PROBLEM TO WORK ON: Return copies of the lines below that mention "existing".

MATERIAL SHOWN:
************

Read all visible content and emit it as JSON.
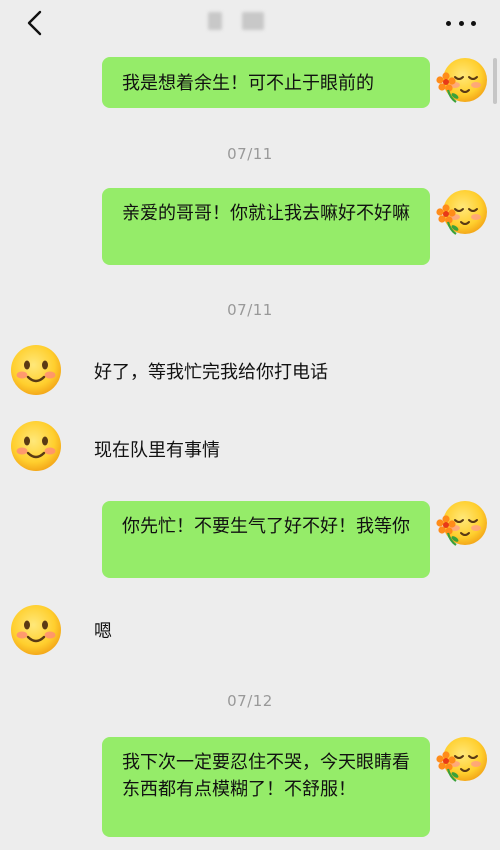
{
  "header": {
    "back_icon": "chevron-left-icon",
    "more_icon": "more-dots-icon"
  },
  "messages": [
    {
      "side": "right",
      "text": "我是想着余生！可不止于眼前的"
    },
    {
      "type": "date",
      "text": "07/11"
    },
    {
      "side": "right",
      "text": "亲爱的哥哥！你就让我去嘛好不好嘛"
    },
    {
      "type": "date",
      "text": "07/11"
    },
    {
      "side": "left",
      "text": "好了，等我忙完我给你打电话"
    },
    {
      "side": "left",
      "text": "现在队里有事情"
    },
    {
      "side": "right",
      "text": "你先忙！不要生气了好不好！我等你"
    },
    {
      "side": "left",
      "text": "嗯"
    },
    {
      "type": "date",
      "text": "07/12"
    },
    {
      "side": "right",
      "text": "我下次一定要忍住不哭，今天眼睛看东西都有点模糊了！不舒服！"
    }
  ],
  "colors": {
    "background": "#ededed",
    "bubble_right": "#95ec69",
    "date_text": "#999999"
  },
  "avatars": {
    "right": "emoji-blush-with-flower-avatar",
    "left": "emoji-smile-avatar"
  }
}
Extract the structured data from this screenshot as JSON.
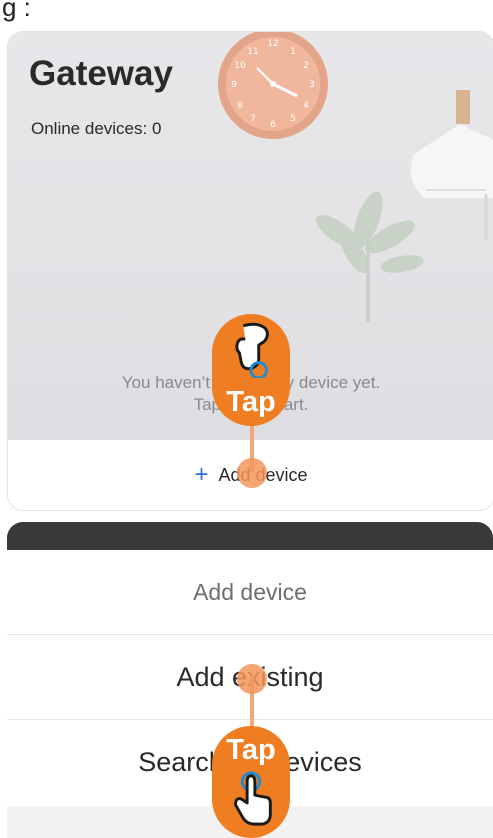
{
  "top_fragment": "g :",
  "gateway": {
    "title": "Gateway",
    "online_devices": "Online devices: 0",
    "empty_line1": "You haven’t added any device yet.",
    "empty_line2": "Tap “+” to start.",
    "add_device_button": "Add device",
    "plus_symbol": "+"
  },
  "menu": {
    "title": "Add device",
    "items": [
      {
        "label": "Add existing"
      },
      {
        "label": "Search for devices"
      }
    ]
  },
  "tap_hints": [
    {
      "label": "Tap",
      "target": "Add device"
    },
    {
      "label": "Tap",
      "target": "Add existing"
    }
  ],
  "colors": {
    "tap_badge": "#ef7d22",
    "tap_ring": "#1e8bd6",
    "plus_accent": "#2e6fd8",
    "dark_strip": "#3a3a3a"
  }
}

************

TASK RESULT:
        "label": "Add existing"
      "target": "Add existing"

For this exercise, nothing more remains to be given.